*** Source data ***
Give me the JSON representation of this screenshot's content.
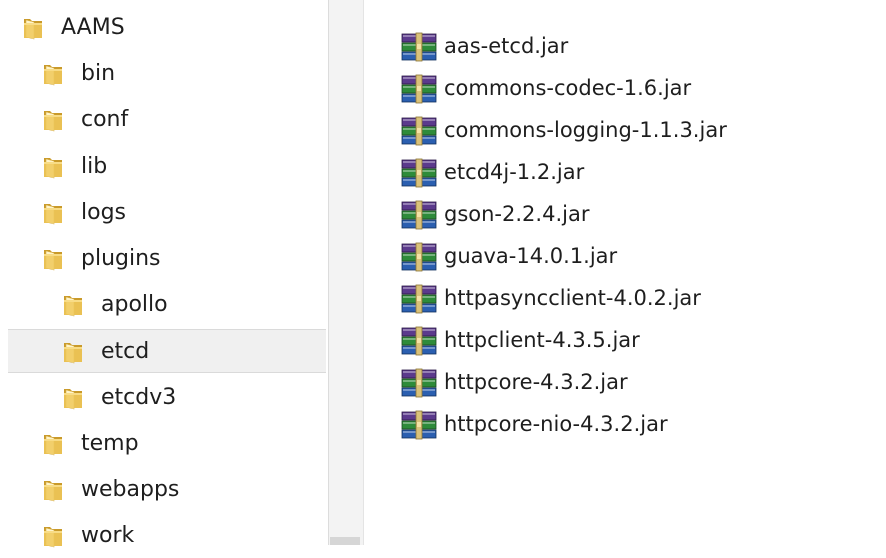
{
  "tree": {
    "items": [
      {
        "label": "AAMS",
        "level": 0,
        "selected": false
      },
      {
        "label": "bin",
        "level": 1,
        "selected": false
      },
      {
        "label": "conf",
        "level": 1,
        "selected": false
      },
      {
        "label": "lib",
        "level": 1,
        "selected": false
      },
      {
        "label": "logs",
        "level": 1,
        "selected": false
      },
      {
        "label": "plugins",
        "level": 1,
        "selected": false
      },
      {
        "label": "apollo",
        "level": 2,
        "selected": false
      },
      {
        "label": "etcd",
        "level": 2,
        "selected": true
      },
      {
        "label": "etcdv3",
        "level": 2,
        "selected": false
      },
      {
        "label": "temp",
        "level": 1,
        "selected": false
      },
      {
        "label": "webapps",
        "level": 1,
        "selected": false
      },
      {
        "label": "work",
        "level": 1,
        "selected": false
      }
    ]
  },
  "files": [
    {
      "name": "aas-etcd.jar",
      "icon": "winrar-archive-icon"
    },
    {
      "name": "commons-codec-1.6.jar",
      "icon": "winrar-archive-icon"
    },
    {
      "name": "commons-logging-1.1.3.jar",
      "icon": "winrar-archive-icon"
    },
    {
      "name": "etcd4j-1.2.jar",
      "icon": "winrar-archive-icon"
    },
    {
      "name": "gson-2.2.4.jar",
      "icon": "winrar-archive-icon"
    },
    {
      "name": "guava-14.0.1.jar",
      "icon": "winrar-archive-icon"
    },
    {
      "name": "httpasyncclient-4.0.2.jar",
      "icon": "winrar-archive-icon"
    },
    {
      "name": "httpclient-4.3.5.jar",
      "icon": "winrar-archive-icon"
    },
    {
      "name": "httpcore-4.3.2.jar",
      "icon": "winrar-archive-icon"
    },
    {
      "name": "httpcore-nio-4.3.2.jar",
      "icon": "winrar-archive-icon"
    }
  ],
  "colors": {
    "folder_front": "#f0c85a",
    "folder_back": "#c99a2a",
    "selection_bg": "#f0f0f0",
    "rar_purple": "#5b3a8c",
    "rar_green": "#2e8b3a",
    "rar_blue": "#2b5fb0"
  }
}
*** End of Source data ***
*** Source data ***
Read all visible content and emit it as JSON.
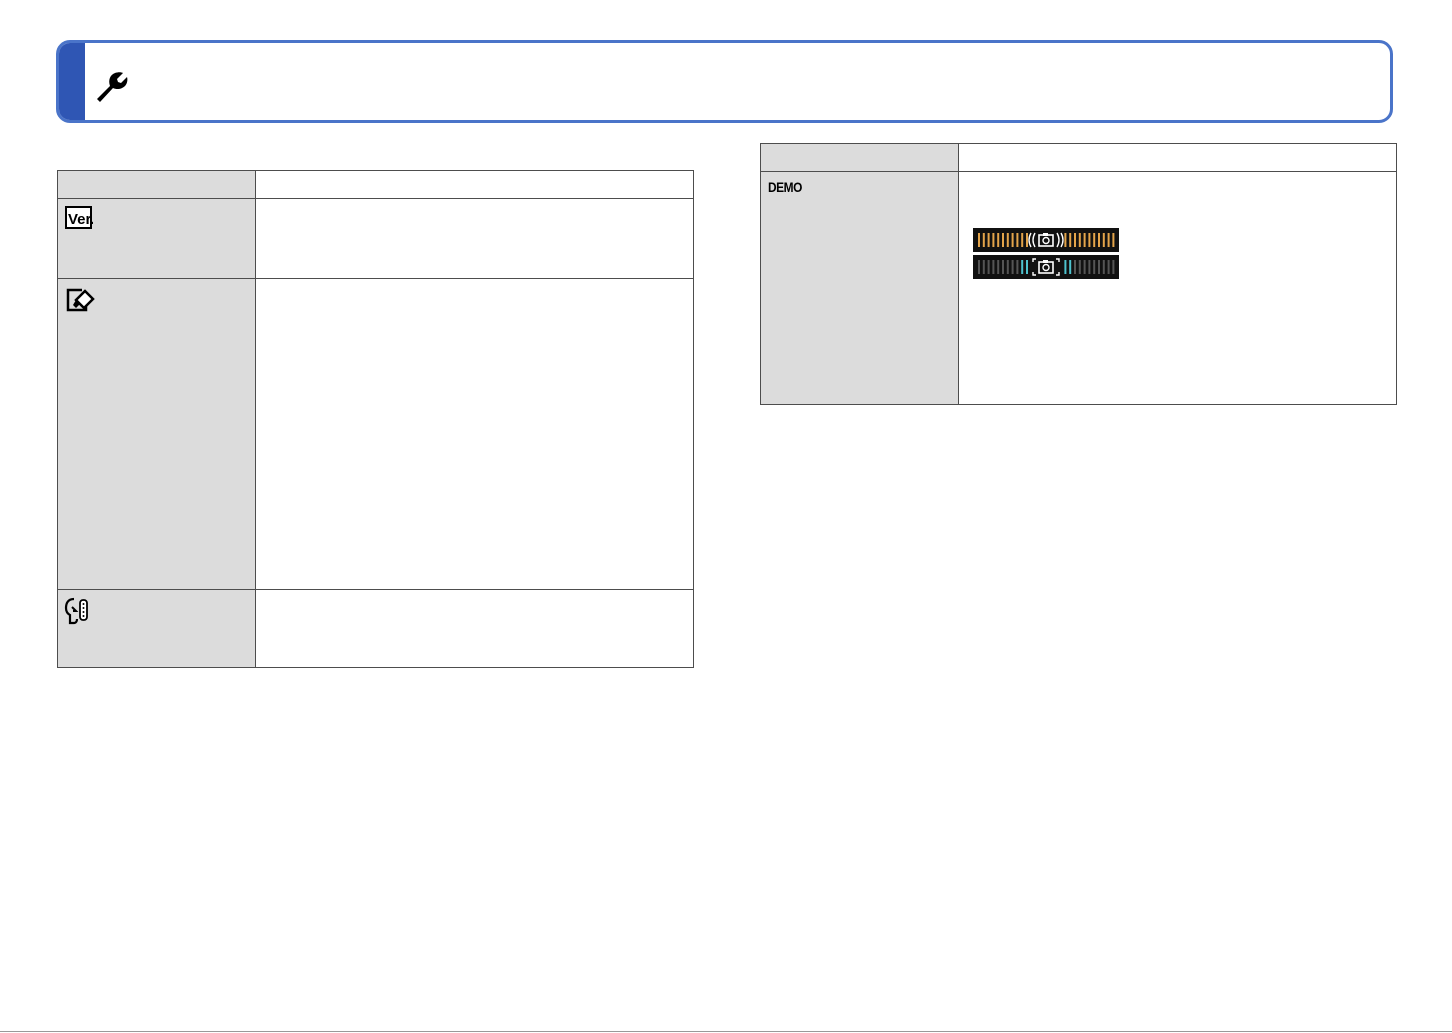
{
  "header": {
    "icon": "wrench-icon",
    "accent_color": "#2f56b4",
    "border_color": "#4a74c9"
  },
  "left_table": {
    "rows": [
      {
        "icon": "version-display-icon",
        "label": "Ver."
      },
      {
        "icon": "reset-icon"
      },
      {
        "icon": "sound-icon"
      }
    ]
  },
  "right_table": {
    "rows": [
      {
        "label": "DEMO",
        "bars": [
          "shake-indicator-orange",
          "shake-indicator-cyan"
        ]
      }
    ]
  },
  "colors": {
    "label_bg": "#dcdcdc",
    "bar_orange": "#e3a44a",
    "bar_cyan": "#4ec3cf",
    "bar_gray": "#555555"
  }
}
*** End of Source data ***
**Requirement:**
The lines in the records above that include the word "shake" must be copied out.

**Output for this task:**
          "shake-indicator-orange",
          "shake-indicator-cyan"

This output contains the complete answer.